THE RECORDS ->
Start of Block

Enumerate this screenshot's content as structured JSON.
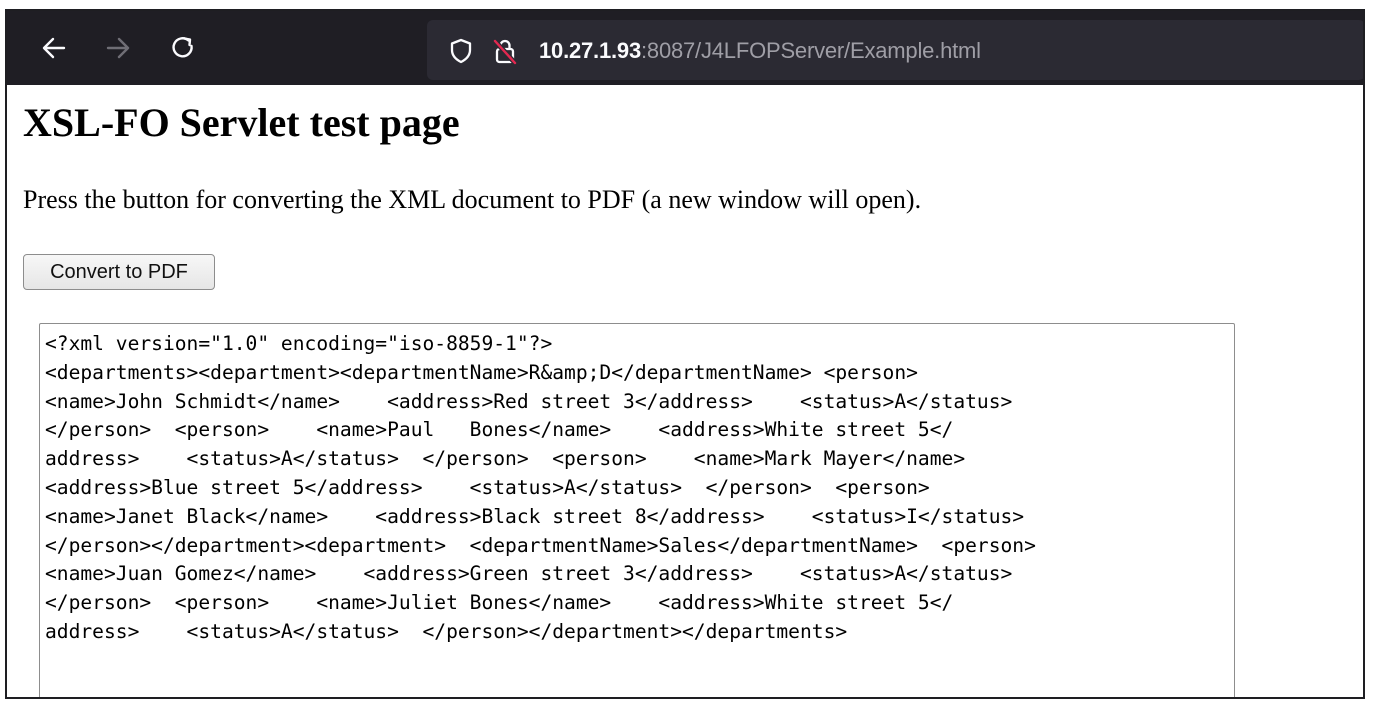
{
  "browser": {
    "icons": {
      "back": "back-arrow-icon",
      "forward": "forward-arrow-icon",
      "reload": "reload-icon",
      "tracking_protection": "shield-icon",
      "connection": "insecure-lock-icon"
    },
    "url": {
      "host": "10.27.1.93",
      "rest": ":8087/J4LFOPServer/Example.html"
    },
    "colors": {
      "toolbar": "#1f1e24",
      "urlbar": "#2b2a33",
      "insecure_slash": "#e22850"
    }
  },
  "page": {
    "title": "XSL-FO Servlet test page",
    "intro": "Press the button for converting the XML document to PDF (a new window will open).",
    "convert_button_label": "Convert to PDF",
    "xml_content": "<?xml version=\"1.0\" encoding=\"iso-8859-1\"?>\n<departments><department><departmentName>R&amp;D</departmentName> <person>\n<name>John Schmidt</name>    <address>Red street 3</address>    <status>A</status>\n</person>  <person>    <name>Paul   Bones</name>    <address>White street 5</\naddress>    <status>A</status>  </person>  <person>    <name>Mark Mayer</name>\n<address>Blue street 5</address>    <status>A</status>  </person>  <person>\n<name>Janet Black</name>    <address>Black street 8</address>    <status>I</status>\n</person></department><department>  <departmentName>Sales</departmentName>  <person>\n<name>Juan Gomez</name>    <address>Green street 3</address>    <status>A</status>\n</person>  <person>    <name>Juliet Bones</name>    <address>White street 5</\naddress>    <status>A</status>  </person></department></departments>"
  }
}
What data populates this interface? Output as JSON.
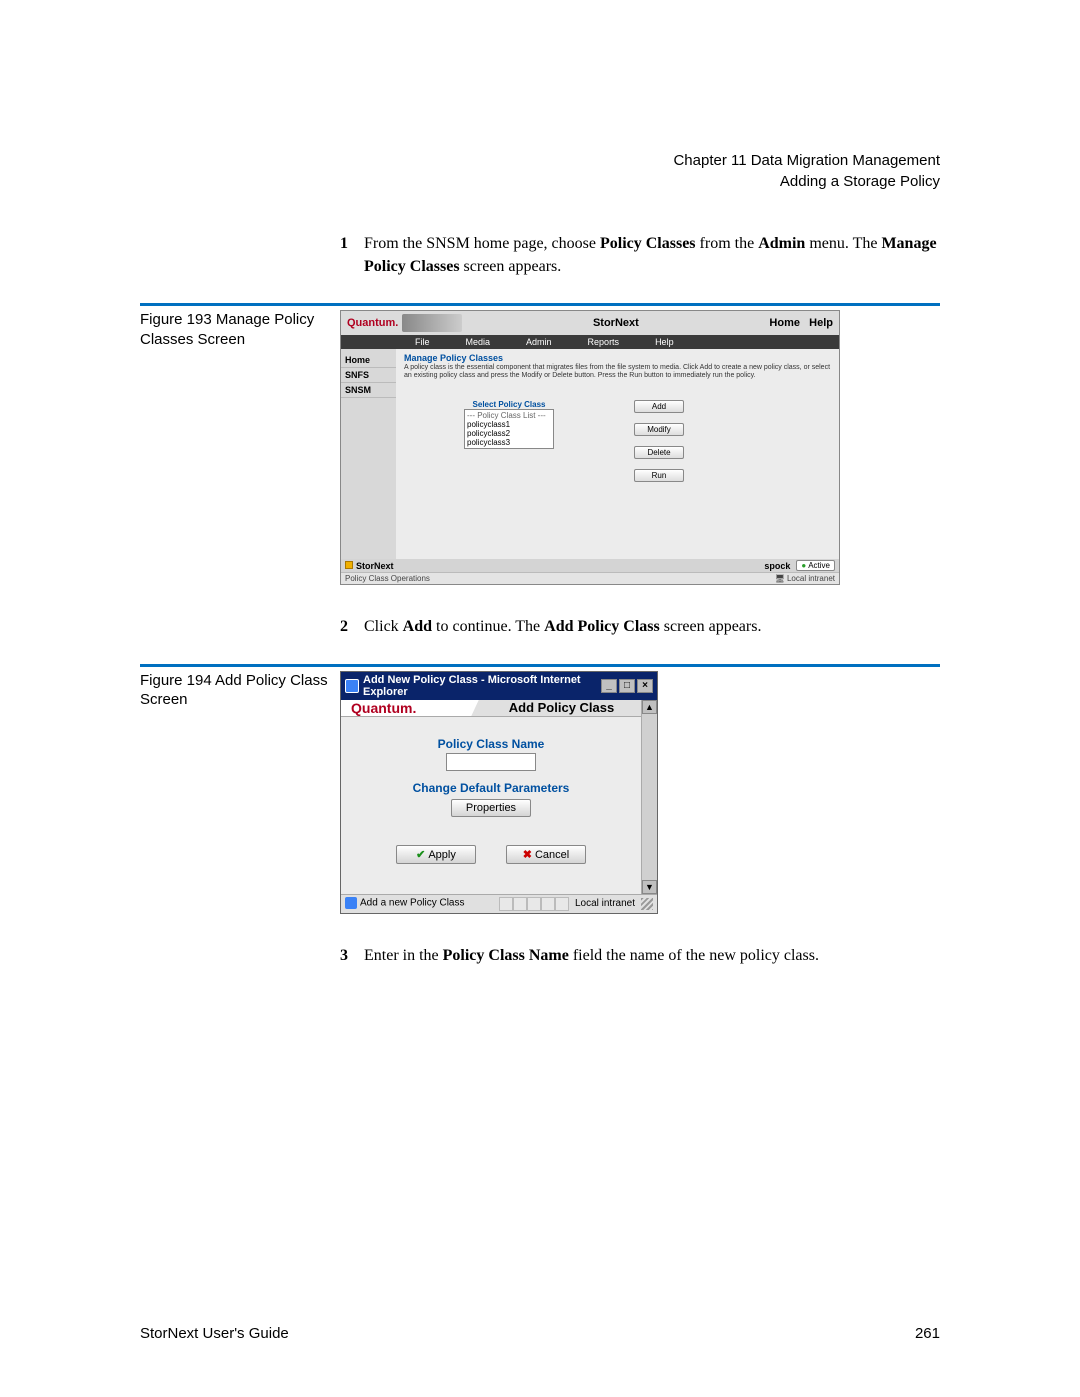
{
  "header": {
    "chapter": "Chapter 11  Data Migration Management",
    "section": "Adding a Storage Policy"
  },
  "steps": {
    "s1": {
      "num": "1",
      "pre": "From the SNSM home page, choose ",
      "b1": "Policy Classes",
      "mid1": " from the ",
      "b2": "Admin",
      "mid2": " menu. The ",
      "b3": "Manage Policy Classes",
      "post": " screen appears."
    },
    "s2": {
      "num": "2",
      "pre": "Click ",
      "b1": "Add",
      "mid1": " to continue. The ",
      "b2": "Add Policy Class",
      "post": " screen appears."
    },
    "s3": {
      "num": "3",
      "pre": "Enter in the ",
      "b1": "Policy Class Name",
      "post": " field the name of the new policy class."
    }
  },
  "fig193": {
    "caption": "Figure 193  Manage Policy Classes Screen",
    "logo": "Quantum",
    "title": "StorNext",
    "home": "Home",
    "help": "Help",
    "menus": {
      "file": "File",
      "media": "Media",
      "admin": "Admin",
      "reports": "Reports",
      "helpm": "Help"
    },
    "side": {
      "home": "Home",
      "snfs": "SNFS",
      "snsm": "SNSM"
    },
    "heading": "Manage Policy Classes",
    "desc": "A policy class is the essential component that migrates files from the file system to media. Click Add to create a new policy class, or select an existing policy class and press the Modify or Delete button. Press the Run button to immediately run the policy.",
    "list_label": "Select Policy Class",
    "list_header": "--- Policy Class List ---",
    "items": {
      "a": "policyclass1",
      "b": "policyclass2",
      "c": "policyclass3"
    },
    "btns": {
      "add": "Add",
      "modify": "Modify",
      "delete": "Delete",
      "run": "Run"
    },
    "status_left_icon_label": "StorNext",
    "status_host": "spock",
    "status_active": "Active",
    "ie_status_left": "Policy Class Operations",
    "ie_status_right": "Local intranet"
  },
  "fig194": {
    "caption": "Figure 194  Add Policy Class Screen",
    "win_title": "Add New Policy Class - Microsoft Internet Explorer",
    "logo": "Quantum.",
    "tab_title": "Add Policy Class",
    "label_name": "Policy Class Name",
    "label_change": "Change Default Parameters",
    "btn_props": "Properties",
    "btn_apply": "Apply",
    "btn_cancel": "Cancel",
    "status_left": "Add a new Policy Class",
    "status_right": "Local intranet"
  },
  "footer": {
    "left": "StorNext User's Guide",
    "right": "261"
  }
}
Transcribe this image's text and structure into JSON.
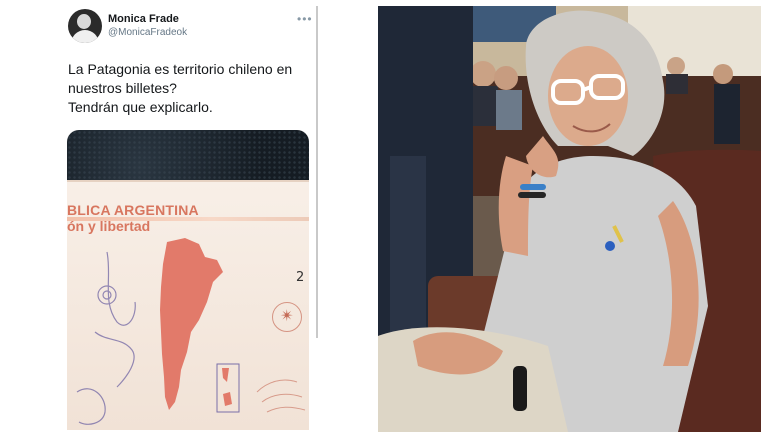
{
  "tweet": {
    "author_name": "Monica Frade",
    "author_handle": "@MonicaFradeok",
    "more_icon": "more-horizontal-icon",
    "text_lines": [
      "La Patagonia es territorio chileno en",
      "nuestros billetes?",
      "Tendrán que explicarlo."
    ]
  },
  "banknote": {
    "line1": "BLICA ARGENTINA",
    "line2": "ón y libertad",
    "denomination": "2",
    "compass_icon": "compass-rose-icon"
  },
  "colors": {
    "text": "#14171a",
    "handle": "#657786",
    "note_text": "#d8765f",
    "map_fill": "#e27a6a"
  }
}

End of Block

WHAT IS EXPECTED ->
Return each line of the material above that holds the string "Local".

ANSWER BOX ->
    "ie_status_right": "Local intranet"
    "status_right": "Local intranet"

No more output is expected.